Police are now investigating whether 46 other deaths that have occurred in the hospital since July could be related. Each patient was treated on the same floor as Yamaka and Nishikawa.
"We see many people pass away due to the nature of this hospital, but had the impression that the number of those dying was increasing a bit," one hospital official said, according to the Japan Times.
Many of these bodies have already been cremated, making it next to impossible to determine if those individuals were also poisoned.
The chemical injected into the intravenous bags is believed to be a disinfectant commonly kept in nurses stations at the facility.
In the wake of the autopsies, investigators found 10 intravenous drip bags with discrete holes in their rubber seals, and police believe the culprit is likely a staff member with medical knowledge.
"It’s hard to imagine a situation that an outsider entered the nurse station and tampered [with the drip bags]," said a nurse who works at the facility, according to the Japan Times.
Adding to this theory is that Yamaka and Nishikawa both died on a holiday weekend that was lightly staffed, with the hospital locked and guarded at night.
A number of bizarre incidents have been reported at Oguchi recently. Last month, a hospital worker was injured after drinking a beverage laced with bleach. In early July, a slashed nurse’s apron was found on the premises.
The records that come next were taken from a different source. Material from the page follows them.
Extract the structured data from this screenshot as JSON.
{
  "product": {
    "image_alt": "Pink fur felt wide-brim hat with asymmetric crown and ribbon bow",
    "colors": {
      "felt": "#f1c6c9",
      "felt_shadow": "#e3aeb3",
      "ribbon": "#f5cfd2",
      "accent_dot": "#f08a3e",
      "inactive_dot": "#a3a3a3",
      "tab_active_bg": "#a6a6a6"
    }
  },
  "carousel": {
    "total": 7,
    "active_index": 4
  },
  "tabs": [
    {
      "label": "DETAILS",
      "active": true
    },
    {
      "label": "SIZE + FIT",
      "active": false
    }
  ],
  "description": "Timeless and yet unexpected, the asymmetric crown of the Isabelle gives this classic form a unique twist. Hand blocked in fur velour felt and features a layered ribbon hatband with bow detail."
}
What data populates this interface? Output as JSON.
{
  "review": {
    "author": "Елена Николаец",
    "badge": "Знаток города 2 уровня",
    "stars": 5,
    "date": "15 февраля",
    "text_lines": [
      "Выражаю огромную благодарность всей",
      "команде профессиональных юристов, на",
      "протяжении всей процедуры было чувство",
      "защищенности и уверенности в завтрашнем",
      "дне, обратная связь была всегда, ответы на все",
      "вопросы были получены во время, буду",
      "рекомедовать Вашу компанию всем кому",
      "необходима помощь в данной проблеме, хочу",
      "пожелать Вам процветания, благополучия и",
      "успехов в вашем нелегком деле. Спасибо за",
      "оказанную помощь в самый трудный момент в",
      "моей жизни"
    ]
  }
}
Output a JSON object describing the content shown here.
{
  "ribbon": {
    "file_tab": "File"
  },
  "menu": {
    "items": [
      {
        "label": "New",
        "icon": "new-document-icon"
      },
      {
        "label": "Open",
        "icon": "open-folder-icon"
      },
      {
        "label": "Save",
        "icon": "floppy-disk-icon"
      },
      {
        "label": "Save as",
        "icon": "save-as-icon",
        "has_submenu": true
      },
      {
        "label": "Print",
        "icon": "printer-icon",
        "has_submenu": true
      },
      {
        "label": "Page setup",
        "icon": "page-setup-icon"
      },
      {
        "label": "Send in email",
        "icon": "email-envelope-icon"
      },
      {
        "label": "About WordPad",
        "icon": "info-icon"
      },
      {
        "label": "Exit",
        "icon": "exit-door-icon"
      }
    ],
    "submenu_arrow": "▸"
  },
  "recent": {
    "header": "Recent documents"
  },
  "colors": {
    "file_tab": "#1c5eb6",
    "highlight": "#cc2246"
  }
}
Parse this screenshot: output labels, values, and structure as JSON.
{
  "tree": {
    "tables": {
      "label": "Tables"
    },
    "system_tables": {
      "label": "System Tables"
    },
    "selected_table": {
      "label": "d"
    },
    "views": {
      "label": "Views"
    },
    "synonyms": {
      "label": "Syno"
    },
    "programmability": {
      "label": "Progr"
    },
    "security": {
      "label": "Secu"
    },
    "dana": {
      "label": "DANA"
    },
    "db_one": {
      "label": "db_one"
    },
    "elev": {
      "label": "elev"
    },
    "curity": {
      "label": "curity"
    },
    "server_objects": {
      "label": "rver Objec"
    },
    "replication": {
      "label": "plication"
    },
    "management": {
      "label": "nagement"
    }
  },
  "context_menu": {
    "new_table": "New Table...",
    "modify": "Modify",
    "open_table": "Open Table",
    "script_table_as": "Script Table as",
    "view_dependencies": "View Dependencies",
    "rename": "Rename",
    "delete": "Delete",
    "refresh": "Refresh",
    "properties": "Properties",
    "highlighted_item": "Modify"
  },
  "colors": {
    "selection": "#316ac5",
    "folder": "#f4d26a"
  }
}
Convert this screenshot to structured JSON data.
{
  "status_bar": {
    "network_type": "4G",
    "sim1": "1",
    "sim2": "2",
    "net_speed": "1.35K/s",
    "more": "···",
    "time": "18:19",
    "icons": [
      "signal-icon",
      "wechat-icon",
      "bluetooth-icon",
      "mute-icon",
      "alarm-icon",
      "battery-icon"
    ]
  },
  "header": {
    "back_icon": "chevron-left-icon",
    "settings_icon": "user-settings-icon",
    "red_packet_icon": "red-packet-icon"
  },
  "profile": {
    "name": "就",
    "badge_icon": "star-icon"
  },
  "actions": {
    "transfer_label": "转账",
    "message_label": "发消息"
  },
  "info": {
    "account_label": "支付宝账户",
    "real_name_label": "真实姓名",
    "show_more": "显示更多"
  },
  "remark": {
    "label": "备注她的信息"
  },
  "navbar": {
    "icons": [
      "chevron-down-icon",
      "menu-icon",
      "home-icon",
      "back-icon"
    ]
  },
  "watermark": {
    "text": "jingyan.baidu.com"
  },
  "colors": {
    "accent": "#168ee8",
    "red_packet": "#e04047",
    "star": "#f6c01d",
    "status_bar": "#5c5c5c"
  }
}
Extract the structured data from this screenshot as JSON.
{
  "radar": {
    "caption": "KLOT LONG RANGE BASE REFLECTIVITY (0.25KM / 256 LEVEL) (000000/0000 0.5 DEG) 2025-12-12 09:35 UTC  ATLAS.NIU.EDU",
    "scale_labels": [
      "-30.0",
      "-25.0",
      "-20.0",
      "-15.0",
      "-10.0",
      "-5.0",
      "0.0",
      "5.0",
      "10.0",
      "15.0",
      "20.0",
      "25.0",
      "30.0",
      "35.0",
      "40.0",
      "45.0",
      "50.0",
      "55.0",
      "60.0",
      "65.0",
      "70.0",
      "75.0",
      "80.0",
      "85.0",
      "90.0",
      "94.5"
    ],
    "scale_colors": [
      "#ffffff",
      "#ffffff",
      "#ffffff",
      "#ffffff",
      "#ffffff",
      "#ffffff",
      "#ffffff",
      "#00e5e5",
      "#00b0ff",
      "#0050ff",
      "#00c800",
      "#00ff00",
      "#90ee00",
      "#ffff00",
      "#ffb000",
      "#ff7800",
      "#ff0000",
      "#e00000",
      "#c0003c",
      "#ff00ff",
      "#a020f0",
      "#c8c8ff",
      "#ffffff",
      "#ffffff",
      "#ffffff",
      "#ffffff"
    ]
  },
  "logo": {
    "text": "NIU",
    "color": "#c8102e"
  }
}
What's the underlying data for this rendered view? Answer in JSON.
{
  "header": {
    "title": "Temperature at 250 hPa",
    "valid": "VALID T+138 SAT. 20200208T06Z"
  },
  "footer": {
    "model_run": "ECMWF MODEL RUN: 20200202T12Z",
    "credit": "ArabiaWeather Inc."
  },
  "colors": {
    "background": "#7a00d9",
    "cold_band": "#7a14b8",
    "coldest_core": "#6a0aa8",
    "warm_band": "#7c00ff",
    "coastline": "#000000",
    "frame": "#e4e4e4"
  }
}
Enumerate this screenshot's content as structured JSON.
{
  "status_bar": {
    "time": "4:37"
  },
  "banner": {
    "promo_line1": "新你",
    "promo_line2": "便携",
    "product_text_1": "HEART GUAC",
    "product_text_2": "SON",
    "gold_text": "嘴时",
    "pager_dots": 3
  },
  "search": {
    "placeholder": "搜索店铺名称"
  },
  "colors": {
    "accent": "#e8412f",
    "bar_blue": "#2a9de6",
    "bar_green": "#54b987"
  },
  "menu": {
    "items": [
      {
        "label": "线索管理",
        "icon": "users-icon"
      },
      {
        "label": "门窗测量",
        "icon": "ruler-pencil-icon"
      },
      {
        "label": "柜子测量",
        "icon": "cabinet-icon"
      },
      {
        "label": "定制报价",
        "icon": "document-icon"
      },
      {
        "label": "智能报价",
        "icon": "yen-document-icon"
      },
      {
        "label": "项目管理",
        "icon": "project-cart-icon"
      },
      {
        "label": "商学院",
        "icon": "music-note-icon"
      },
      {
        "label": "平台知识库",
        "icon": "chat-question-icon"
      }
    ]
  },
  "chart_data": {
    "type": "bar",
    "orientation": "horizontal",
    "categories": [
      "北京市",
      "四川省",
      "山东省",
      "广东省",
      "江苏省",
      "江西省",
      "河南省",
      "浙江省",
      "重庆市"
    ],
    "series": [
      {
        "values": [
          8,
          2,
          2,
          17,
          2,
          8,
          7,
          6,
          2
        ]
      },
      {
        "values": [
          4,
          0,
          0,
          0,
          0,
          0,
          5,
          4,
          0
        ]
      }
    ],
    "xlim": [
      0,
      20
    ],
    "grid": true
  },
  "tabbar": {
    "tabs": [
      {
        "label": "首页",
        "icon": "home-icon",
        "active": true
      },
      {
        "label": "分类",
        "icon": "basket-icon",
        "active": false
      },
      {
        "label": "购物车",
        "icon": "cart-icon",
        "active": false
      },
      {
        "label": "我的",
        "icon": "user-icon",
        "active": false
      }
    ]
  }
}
The problem is not limited to Yokohama. In 2000, a male nurse in a clinic in the city of Sendai was charged with killing one patient and attempting to poison four others.